Finally, the city belatedly posted a 2009 request for proposals to build the fire halls, which called for the successful bidder to be approved by council -- a move that did not transpire.
After questions piled up, the chief administrative officer, chief financial officer, fire-paramedic chief, solicitor, chief operations officer, property director and corporate-finance materials manager gathered on Friday to insist, once and for all, the city followed due process on the fire-paramedic station replacement project.
"There's nothing that's been done that's untoward," chief administrative officer Phil Sheegl told reporters, declaring this capital project no different than any other.
The proposed land swap allowed the city to avoid having to find additional money to purchase land for a new Station No. 12, said Sheegl.

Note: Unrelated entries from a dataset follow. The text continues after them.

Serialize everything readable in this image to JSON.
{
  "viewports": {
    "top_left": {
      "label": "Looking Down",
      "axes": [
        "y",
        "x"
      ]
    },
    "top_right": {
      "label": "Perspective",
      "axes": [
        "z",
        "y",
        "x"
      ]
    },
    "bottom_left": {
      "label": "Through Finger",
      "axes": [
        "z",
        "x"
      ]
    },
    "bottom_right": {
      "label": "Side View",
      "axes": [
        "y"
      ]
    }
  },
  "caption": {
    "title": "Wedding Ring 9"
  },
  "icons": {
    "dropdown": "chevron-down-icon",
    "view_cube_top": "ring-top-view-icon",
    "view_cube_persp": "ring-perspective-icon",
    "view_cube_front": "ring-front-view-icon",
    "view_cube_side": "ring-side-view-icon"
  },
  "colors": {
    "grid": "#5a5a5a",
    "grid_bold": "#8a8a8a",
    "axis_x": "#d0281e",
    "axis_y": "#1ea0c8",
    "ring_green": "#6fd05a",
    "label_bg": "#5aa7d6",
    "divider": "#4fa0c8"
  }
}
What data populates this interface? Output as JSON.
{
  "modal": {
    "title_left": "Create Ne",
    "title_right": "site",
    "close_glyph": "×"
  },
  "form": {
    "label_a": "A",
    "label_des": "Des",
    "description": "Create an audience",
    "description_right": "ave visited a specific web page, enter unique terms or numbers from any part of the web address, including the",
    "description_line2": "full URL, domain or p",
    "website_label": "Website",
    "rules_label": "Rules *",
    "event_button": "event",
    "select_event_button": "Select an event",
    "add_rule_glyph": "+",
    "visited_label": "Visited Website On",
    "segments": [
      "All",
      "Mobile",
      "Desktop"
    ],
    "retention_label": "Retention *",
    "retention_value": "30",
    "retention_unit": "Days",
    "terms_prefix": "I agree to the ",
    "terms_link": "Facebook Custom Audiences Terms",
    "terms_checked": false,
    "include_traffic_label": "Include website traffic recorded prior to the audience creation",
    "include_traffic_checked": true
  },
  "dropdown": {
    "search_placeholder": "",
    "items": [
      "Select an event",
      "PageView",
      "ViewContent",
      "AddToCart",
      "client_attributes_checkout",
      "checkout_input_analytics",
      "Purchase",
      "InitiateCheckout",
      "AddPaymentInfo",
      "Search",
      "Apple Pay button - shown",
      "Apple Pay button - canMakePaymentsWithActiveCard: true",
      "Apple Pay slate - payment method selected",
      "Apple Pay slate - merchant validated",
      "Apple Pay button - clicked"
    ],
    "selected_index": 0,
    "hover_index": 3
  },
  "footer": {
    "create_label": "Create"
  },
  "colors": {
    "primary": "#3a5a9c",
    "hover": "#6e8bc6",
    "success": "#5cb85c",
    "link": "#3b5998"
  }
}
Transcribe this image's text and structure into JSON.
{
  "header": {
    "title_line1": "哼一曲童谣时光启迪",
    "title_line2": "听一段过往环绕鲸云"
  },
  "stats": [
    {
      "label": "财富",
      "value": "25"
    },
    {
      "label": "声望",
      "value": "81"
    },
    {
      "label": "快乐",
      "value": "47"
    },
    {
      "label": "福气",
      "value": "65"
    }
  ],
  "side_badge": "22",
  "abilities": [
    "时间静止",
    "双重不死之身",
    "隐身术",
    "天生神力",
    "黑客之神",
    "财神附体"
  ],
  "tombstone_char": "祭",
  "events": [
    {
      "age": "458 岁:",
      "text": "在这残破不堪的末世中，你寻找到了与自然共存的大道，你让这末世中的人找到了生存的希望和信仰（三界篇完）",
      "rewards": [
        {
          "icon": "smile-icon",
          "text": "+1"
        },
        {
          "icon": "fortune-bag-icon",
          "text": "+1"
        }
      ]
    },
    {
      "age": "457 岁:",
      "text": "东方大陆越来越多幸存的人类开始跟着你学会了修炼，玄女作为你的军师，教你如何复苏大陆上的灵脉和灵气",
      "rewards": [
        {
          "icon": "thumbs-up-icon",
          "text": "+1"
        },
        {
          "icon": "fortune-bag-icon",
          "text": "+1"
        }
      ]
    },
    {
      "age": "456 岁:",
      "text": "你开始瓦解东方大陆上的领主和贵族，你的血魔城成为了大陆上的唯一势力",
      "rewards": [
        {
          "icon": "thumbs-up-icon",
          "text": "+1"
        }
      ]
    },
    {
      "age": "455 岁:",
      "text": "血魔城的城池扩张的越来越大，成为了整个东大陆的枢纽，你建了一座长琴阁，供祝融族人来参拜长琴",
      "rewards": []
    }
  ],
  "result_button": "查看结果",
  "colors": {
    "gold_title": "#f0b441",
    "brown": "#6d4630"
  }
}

He promised council will have a chance this fall to either approve the deal or pay Shindico $990,000 for the Taylor land. In a statement, Mayor Sam Katz said the swift completion of a report about the deal is a priority because "the citizens of Winnipeg need to be able to have confidence in city processes."
Council did not have to approve a contract to build the paramedic stations -- as stated in the request for proposals -- because the project was broken down into four components, one for each fire-paramedic station, Sheegl added.
That's because the original request for proposals was to design and build the stations, while in the end, each station wound up with different needs, Sheegl said. For example, new No. 27 station Sage Creek wound up being a straight construction project on land purchased from Qualico after a one-size-fits-all design was located in Ontario.
In the end, Shindico wound up receiving four separate contracts, of $3 million, $3.2 million, $3.2 million and $5.9 million. The public service has the authority to approve any contract under $10 million, without council oversight, chief financial officer Mike Ruta said.
Sheegl also said there was no need for council approval once a budget was assigned to the project in July 2010, in a report that authorized $9.7 million of low-interest borrowing from Ottawa.
"I think we followed all the procedures and policies we have," the CAO said. "At the end of the day, this is a wonderful story. We have four new fire halls (and) our response times have improved in all those areas."
The reaction from councillors ranged from annoyance to contempt as some continue to complain about being left in the dark about the fire-paramedic upgrade. Normally, councillors are notified about changes to projects by capital budget documents, committee reports, memos or even verbal updates.
"I've known about parts of this verbally and I haven't seen a single piece of paper," seethed protection chairwoman Paula Havixbeck (Charleswood-Tuxedo).
"I don't know who within the bureaucracy is actually championing the project," added property chairman Jeff Browaty (North Kildonan). "If all the facts were clear, then this should have come out last week when the media started asking about it."
Fort Rouge Coun. Jenny Gerbasi said she remains unconvinced the project was handled properly. "I still believe there needs to be a full audit of this property transaction as well as others over the past few years," she said.